Do you know if the frame sync clock should be used on Fedora 20 with GNOME 3.12 installed form COPR? Is there a way to make sure it is being used?
GTK+ ships with a video-timer testcase in tests/. It also draws a continuous animation driven by the frame clock. It would be instructive to compare the wakeups and resource use between it and gnome-clocks.
Commenting out the label text change in the stop watch brings the resource consumption down quite a bit.
Running with GTK_DEBUG=updates tells the story: without the label changes, there's no red flicker, but with the label change, you see a constant flicker at the right edge of the window, indicating that setting the label triggers a full size allocation of all widgetry, for every frame.
Until gtk grows a way to avoid a full relayout in this case, a way to avoid the cost would be to stop using a label here, and instead draw a pango layout manually.
This is still an issue on Gnome 3.16.
Please bear in mind that people may get a bad idea to run it in an foreground window on a battery-powered laptop and, not suspecting anything, have their battery drained (when you are e.g. on a train, you don't notice that fans started spinning at high RPM).
I suggest that you drop the fancy graphical stuff until it can be fixed in a proper way.
Created attachment 308452 [details] [review]
stopwatch: Add 60FPS lock to draw_progress

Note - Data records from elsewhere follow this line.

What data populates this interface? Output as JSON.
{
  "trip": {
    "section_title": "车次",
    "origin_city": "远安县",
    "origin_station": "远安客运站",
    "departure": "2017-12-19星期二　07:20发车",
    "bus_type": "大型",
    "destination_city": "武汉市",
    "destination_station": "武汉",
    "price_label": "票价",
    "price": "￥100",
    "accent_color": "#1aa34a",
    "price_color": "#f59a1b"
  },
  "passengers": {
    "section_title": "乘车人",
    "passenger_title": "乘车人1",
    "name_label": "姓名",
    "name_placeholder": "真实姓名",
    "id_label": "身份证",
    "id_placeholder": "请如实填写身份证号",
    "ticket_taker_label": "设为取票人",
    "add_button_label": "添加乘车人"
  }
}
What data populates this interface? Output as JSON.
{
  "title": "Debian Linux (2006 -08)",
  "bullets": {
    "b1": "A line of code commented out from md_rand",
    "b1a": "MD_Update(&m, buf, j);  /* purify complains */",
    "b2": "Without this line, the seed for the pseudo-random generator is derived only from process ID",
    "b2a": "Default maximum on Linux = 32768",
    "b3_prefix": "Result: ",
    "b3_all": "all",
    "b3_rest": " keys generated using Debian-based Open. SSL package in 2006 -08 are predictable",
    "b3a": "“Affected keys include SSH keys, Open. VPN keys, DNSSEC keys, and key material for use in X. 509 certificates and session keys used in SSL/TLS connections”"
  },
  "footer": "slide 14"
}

Gnome Clock has high CPU usage. This commit introduces a 60 frames per
second lock to the rendering of stopwatch, to decrease the CPU usage.
*** Bug 738469 has been marked as a duplicate of this bug. ***
I am able to reproduce the same high CPU usage (20% in my case) whenever stopwatch or timer is used with gnome-clocks-3.18.
Based on my tests the tick callbacks get delivered 60 times per second (so the patch by Lukas does not do much), and the only way I could get the CPU usage to be reasonable was to update the progress only once a second for the CountdownFrame widget. Of course, this made the progress indicator jumpy, but I got to around 2% CPU usage.
Disabling the label update did not help in my case.
Anything new? We have Gnome 3.28 now and this app is still unusable on laptops.
GNOME is going to shut down bugzilla.gnome.org in favor of gitlab.gnome.org.
As part of that, we are mass-closing older open tickets in bugzilla.gnome.org
which have not seen updates for a longer time (resources are unfortunately
quite limited so not every ticket can get handled).
If you can still reproduce the situation described in this ticket in a recent
and supported software version, then please follow
and create a new enhancement request ticket at
Thank you for your understanding and your help.